___ SUPPLIED INFORMATION

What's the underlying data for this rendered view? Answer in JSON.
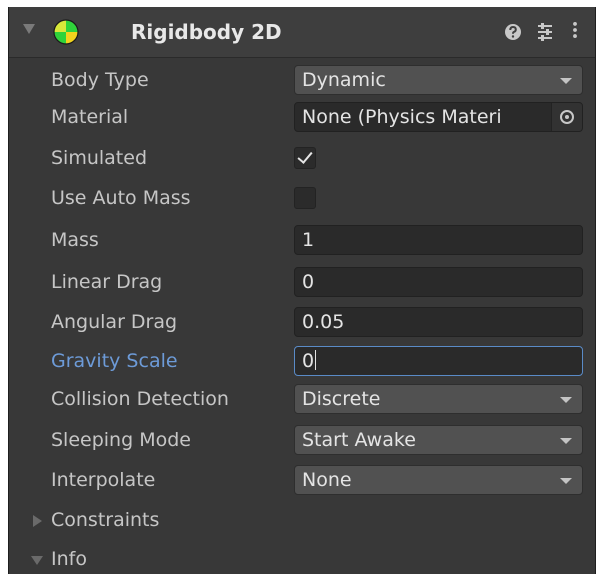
{
  "component": {
    "title": "Rigidbody 2D",
    "icons": {
      "foldout": "foldout-expanded-icon",
      "component": "rigidbody2d-icon",
      "help": "help-icon",
      "presets": "presets-icon",
      "menu": "kebab-menu-icon"
    },
    "colors": {
      "panel": "#383838",
      "field": "#2a2a2a",
      "dropdown": "#515151",
      "label": "#c6c6c6",
      "focused_label": "#6d9bd8",
      "focus_border": "#5a8bc7",
      "icon_green": "#2fd33a",
      "icon_yellow": "#f2d31d"
    }
  },
  "fields": {
    "body_type": {
      "label": "Body Type",
      "value": "Dynamic"
    },
    "material": {
      "label": "Material",
      "value": "None (Physics Materi"
    },
    "simulated": {
      "label": "Simulated",
      "checked": true
    },
    "use_auto_mass": {
      "label": "Use Auto Mass",
      "checked": false
    },
    "mass": {
      "label": "Mass",
      "value": "1"
    },
    "linear_drag": {
      "label": "Linear Drag",
      "value": "0"
    },
    "angular_drag": {
      "label": "Angular Drag",
      "value": "0.05"
    },
    "gravity_scale": {
      "label": "Gravity Scale",
      "value": "0"
    },
    "collision_detection": {
      "label": "Collision Detection",
      "value": "Discrete"
    },
    "sleeping_mode": {
      "label": "Sleeping Mode",
      "value": "Start Awake"
    },
    "interpolate": {
      "label": "Interpolate",
      "value": "None"
    }
  },
  "foldouts": {
    "constraints": {
      "label": "Constraints",
      "expanded": false
    },
    "info": {
      "label": "Info",
      "expanded": true
    }
  }
}
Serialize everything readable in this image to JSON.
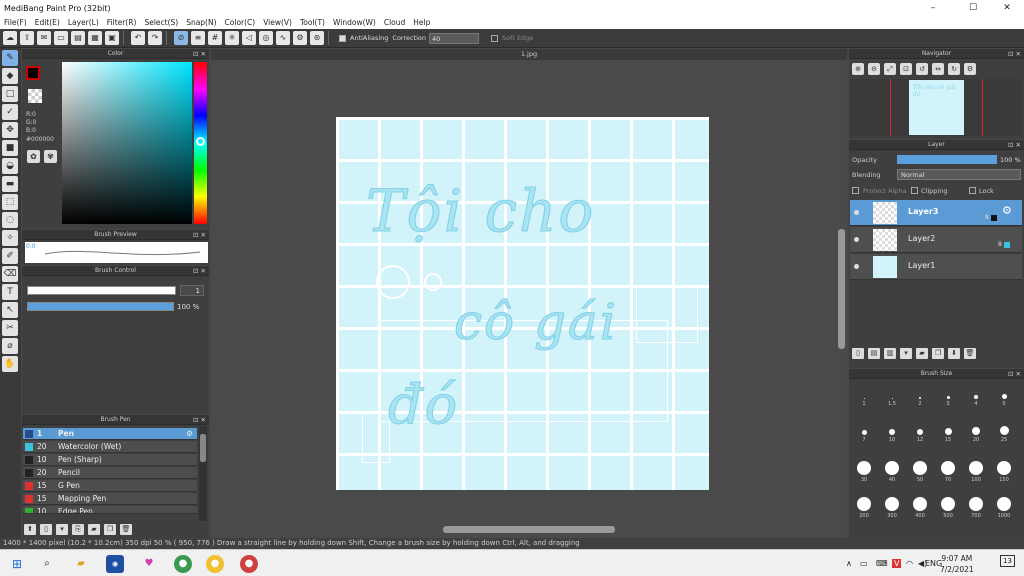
{
  "window": {
    "title": "MediBang Paint Pro (32bit)",
    "controls": [
      "–",
      "☐",
      "✕"
    ]
  },
  "menu": [
    "File(F)",
    "Edit(E)",
    "Layer(L)",
    "Filter(R)",
    "Select(S)",
    "Snap(N)",
    "Color(C)",
    "View(V)",
    "Tool(T)",
    "Window(W)",
    "Cloud",
    "Help"
  ],
  "toolbar": {
    "antialias_label": "AntiAliasing",
    "correction_label": "Correction",
    "correction_value": "40",
    "softedge_label": "Soft Edge"
  },
  "color_panel": {
    "title": "Color",
    "r": "R:0",
    "g": "G:0",
    "b": "B:0",
    "hex": "#000000",
    "fg_color": "#000000",
    "bg_color": "#ffff00"
  },
  "brush_preview": {
    "title": "Brush Preview",
    "value": "0.0"
  },
  "brush_control": {
    "title": "Brush Control",
    "size": "1",
    "opacity": "100 %"
  },
  "brush_list": {
    "title": "Brush Pen",
    "items": [
      {
        "size": "1",
        "name": "Pen",
        "color": "#2a4a8a",
        "selected": true
      },
      {
        "size": "20",
        "name": "Watercolor (Wet)",
        "color": "#3fc1e0",
        "selected": false
      },
      {
        "size": "10",
        "name": "Pen (Sharp)",
        "color": "#222222",
        "selected": false
      },
      {
        "size": "20",
        "name": "Pencil",
        "color": "#222222",
        "selected": false
      },
      {
        "size": "15",
        "name": "G Pen",
        "color": "#e03030",
        "selected": false
      },
      {
        "size": "15",
        "name": "Mapping Pen",
        "color": "#e03030",
        "selected": false
      },
      {
        "size": "10",
        "name": "Edge Pen",
        "color": "#30b030",
        "selected": false
      }
    ]
  },
  "canvas": {
    "tab": "1.jpg",
    "text_line1": "Tội cho",
    "text_line2": "cô gái",
    "text_line3": "đó"
  },
  "navigator": {
    "title": "Navigator",
    "thumb_text": "Tội cho cô gái đó"
  },
  "layer_panel": {
    "title": "Layer",
    "opacity_label": "Opacity",
    "opacity_value": "100 %",
    "blending_label": "Blending",
    "blending_value": "Normal",
    "protect_alpha": "Protect Alpha",
    "clipping": "Clipping",
    "lock": "Lock",
    "layers": [
      {
        "name": "Layer3",
        "selected": true,
        "thumb": "transparent",
        "badge": "8"
      },
      {
        "name": "Layer2",
        "selected": false,
        "thumb": "transparent",
        "badge": "8"
      },
      {
        "name": "Layer1",
        "selected": false,
        "thumb": "blue",
        "badge": ""
      }
    ]
  },
  "brush_size": {
    "title": "Brush Size",
    "sizes": [
      "1",
      "1.5",
      "2",
      "3",
      "4",
      "5",
      "7",
      "10",
      "12",
      "15",
      "20",
      "25",
      "30",
      "40",
      "50",
      "70",
      "100",
      "150",
      "200",
      "300",
      "400",
      "500",
      "700",
      "1000"
    ]
  },
  "status": {
    "text": "1400 * 1400 pixel   (10.2 * 10.2cm)   350 dpi   50 %   ( 950, 776 )   Draw a straight line by holding down Shift, Change a brush size by holding down Ctrl, Alt, and dragging"
  },
  "taskbar": {
    "lang": "ENG",
    "time": "9:07 AM",
    "date": "7/2/2021",
    "notifications": "13"
  }
}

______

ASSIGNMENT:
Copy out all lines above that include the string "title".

RESULT OF THE TASK:
    "title": "Rigidbody 2D",
    "title": "MediBang Paint Pro (32bit)",
    "title": "Color",
    "title": "Brush Preview",
    "title": "Brush Control",
    "title": "Brush Pen",
    "title": "Navigator",
    "title": "Layer",
    "title": "Brush Size",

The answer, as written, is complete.